> **Provided information**:
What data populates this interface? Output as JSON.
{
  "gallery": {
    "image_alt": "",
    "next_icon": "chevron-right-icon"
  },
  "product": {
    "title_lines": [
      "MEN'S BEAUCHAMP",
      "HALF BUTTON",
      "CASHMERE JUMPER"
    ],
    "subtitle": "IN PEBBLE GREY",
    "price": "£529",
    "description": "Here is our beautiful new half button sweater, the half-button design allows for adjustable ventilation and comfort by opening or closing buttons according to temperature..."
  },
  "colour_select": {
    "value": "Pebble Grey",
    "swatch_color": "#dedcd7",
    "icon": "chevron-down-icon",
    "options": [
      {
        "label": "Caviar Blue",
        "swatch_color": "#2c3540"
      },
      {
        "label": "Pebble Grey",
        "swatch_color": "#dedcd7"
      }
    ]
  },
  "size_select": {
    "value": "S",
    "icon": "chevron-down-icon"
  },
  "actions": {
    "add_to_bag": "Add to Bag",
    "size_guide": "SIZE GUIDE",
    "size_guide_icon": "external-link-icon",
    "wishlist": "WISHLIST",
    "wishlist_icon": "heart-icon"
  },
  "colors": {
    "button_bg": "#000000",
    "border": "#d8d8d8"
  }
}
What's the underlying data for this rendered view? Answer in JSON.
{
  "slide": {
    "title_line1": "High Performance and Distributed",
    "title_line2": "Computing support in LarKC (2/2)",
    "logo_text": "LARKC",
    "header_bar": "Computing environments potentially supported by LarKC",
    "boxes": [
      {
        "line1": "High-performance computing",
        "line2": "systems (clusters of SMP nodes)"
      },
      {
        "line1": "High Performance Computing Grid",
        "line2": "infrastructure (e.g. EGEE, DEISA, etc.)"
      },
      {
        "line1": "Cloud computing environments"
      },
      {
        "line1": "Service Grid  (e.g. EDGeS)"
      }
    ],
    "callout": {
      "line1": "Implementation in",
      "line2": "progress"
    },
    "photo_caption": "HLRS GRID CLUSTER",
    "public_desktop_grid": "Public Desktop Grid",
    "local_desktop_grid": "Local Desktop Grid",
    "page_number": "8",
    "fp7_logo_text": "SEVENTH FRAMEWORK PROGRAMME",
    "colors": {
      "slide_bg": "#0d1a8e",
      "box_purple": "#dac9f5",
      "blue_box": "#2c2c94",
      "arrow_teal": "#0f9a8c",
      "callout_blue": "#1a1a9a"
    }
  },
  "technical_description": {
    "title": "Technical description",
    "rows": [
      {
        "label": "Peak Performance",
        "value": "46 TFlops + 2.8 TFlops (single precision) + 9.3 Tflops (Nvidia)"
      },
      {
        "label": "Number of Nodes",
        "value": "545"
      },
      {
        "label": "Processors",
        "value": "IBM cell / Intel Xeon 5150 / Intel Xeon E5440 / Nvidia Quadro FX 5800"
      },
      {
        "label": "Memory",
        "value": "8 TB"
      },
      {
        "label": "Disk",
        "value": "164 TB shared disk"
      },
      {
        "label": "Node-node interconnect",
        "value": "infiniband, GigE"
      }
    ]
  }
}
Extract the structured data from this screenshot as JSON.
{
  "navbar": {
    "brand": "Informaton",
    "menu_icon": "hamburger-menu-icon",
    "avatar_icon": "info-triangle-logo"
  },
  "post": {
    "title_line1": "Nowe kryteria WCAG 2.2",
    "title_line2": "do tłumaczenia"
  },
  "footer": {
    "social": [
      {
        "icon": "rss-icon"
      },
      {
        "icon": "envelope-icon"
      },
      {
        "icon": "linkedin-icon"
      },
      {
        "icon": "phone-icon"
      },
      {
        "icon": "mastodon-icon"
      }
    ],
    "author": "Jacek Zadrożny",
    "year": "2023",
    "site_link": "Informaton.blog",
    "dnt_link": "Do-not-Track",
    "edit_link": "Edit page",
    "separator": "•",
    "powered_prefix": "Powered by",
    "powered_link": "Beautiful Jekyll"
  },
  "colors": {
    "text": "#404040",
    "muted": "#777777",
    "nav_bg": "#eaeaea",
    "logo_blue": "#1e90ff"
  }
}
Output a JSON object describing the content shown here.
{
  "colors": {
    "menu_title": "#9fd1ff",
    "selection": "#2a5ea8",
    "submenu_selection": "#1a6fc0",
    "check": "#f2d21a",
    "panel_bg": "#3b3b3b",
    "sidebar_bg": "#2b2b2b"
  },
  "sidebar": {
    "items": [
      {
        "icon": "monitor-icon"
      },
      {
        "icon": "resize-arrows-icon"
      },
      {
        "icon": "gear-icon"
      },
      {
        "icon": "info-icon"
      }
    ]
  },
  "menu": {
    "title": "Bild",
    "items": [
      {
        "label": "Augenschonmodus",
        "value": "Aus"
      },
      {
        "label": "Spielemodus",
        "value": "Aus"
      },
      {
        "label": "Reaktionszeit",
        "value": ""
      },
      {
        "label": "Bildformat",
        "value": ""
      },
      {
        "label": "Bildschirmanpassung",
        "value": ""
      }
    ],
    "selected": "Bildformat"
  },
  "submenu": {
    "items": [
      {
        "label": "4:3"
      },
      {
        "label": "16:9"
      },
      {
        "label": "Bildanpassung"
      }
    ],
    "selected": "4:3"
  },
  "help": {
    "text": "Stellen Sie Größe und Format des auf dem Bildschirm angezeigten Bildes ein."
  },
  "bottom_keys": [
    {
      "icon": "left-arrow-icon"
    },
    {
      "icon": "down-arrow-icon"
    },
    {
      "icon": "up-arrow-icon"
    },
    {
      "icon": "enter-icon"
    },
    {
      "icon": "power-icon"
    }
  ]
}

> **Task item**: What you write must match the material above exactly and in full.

> **Response to this task**:
What data populates this interface? Output as JSON.
{
  "gallery": {
    "image_alt": "",
    "next_icon": "chevron-right-icon"
  },
  "product": {
    "title_lines": [
      "MEN'S BEAUCHAMP",
      "HALF BUTTON",
      "CASHMERE JUMPER"
    ],
    "subtitle": "IN PEBBLE GREY",
    "price": "£529",
    "description": "Here is our beautiful new half button sweater, the half-button design allows for adjustable ventilation and comfort by opening or closing buttons according to temperature..."
  },
  "colour_select": {
    "value": "Pebble Grey",
    "swatch_color": "#dedcd7",
    "icon": "chevron-down-icon",
    "options": [
      {
        "label": "Caviar Blue",
        "swatch_color": "#2c3540"
      },
      {
        "label": "Pebble Grey",
        "swatch_color": "#dedcd7"
      }
    ]
  },
  "size_select": {
    "value": "S",
    "icon": "chevron-down-icon"
  },
  "actions": {
    "add_to_bag": "Add to Bag",
    "size_guide": "SIZE GUIDE",
    "size_guide_icon": "external-link-icon",
    "wishlist": "WISHLIST",
    "wishlist_icon": "heart-icon"
  },
  "colors": {
    "button_bg": "#000000",
    "border": "#d8d8d8"
  }
}
What's the underlying data for this rendered view? Answer in JSON.
{
  "slide": {
    "title_line1": "High Performance and Distributed",
    "title_line2": "Computing support in LarKC (2/2)",
    "logo_text": "LARKC",
    "header_bar": "Computing environments potentially supported by LarKC",
    "boxes": [
      {
        "line1": "High-performance computing",
        "line2": "systems (clusters of SMP nodes)"
      },
      {
        "line1": "High Performance Computing Grid",
        "line2": "infrastructure (e.g. EGEE, DEISA, etc.)"
      },
      {
        "line1": "Cloud computing environments"
      },
      {
        "line1": "Service Grid  (e.g. EDGeS)"
      }
    ],
    "callout": {
      "line1": "Implementation in",
      "line2": "progress"
    },
    "photo_caption": "HLRS GRID CLUSTER",
    "public_desktop_grid": "Public Desktop Grid",
    "local_desktop_grid": "Local Desktop Grid",
    "page_number": "8",
    "fp7_logo_text": "SEVENTH FRAMEWORK PROGRAMME",
    "colors": {
      "slide_bg": "#0d1a8e",
      "box_purple": "#dac9f5",
      "blue_box": "#2c2c94",
      "arrow_teal": "#0f9a8c",
      "callout_blue": "#1a1a9a"
    }
  },
  "technical_description": {
    "title": "Technical description",
    "rows": [
      {
        "label": "Peak Performance",
        "value": "46 TFlops + 2.8 TFlops (single precision) + 9.3 Tflops (Nvidia)"
      },
      {
        "label": "Number of Nodes",
        "value": "545"
      },
      {
        "label": "Processors",
        "value": "IBM cell / Intel Xeon 5150 / Intel Xeon E5440 / Nvidia Quadro FX 5800"
      },
      {
        "label": "Memory",
        "value": "8 TB"
      },
      {
        "label": "Disk",
        "value": "164 TB shared disk"
      },
      {
        "label": "Node-node interconnect",
        "value": "infiniband, GigE"
      }
    ]
  }
}
Extract the structured data from this screenshot as JSON.
{
  "navbar": {
    "brand": "Informaton",
    "menu_icon": "hamburger-menu-icon",
    "avatar_icon": "info-triangle-logo"
  },
  "post": {
    "title_line1": "Nowe kryteria WCAG 2.2",
    "title_line2": "do tłumaczenia"
  },
  "footer": {
    "social": [
      {
        "icon": "rss-icon"
      },
      {
        "icon": "envelope-icon"
      },
      {
        "icon": "linkedin-icon"
      },
      {
        "icon": "phone-icon"
      },
      {
        "icon": "mastodon-icon"
      }
    ],
    "author": "Jacek Zadrożny",
    "year": "2023",
    "site_link": "Informaton.blog",
    "dnt_link": "Do-not-Track",
    "edit_link": "Edit page",
    "separator": "•",
    "powered_prefix": "Powered by",
    "powered_link": "Beautiful Jekyll"
  },
  "colors": {
    "text": "#404040",
    "muted": "#777777",
    "nav_bg": "#eaeaea",
    "logo_blue": "#1e90ff"
  }
}
Output a JSON object describing the content shown here.
{
  "colors": {
    "menu_title": "#9fd1ff",
    "selection": "#2a5ea8",
    "submenu_selection": "#1a6fc0",
    "check": "#f2d21a",
    "panel_bg": "#3b3b3b",
    "sidebar_bg": "#2b2b2b"
  },
  "sidebar": {
    "items": [
      {
        "icon": "monitor-icon"
      },
      {
        "icon": "resize-arrows-icon"
      },
      {
        "icon": "gear-icon"
      },
      {
        "icon": "info-icon"
      }
    ]
  },
  "menu": {
    "title": "Bild",
    "items": [
      {
        "label": "Augenschonmodus",
        "value": "Aus"
      },
      {
        "label": "Spielemodus",
        "value": "Aus"
      },
      {
        "label": "Reaktionszeit",
        "value": ""
      },
      {
        "label": "Bildformat",
        "value": ""
      },
      {
        "label": "Bildschirmanpassung",
        "value": ""
      }
    ],
    "selected": "Bildformat"
  },
  "submenu": {
    "items": [
      {
        "label": "4:3"
      },
      {
        "label": "16:9"
      },
      {
        "label": "Bildanpassung"
      }
    ],
    "selected": "4:3"
  },
  "help": {
    "text": "Stellen Sie Größe und Format des auf dem Bildschirm angezeigten Bildes ein."
  },
  "bottom_keys": [
    {
      "icon": "left-arrow-icon"
    },
    {
      "icon": "down-arrow-icon"
    },
    {
      "icon": "up-arrow-icon"
    },
    {
      "icon": "enter-icon"
    },
    {
      "icon": "power-icon"
    }
  ]
}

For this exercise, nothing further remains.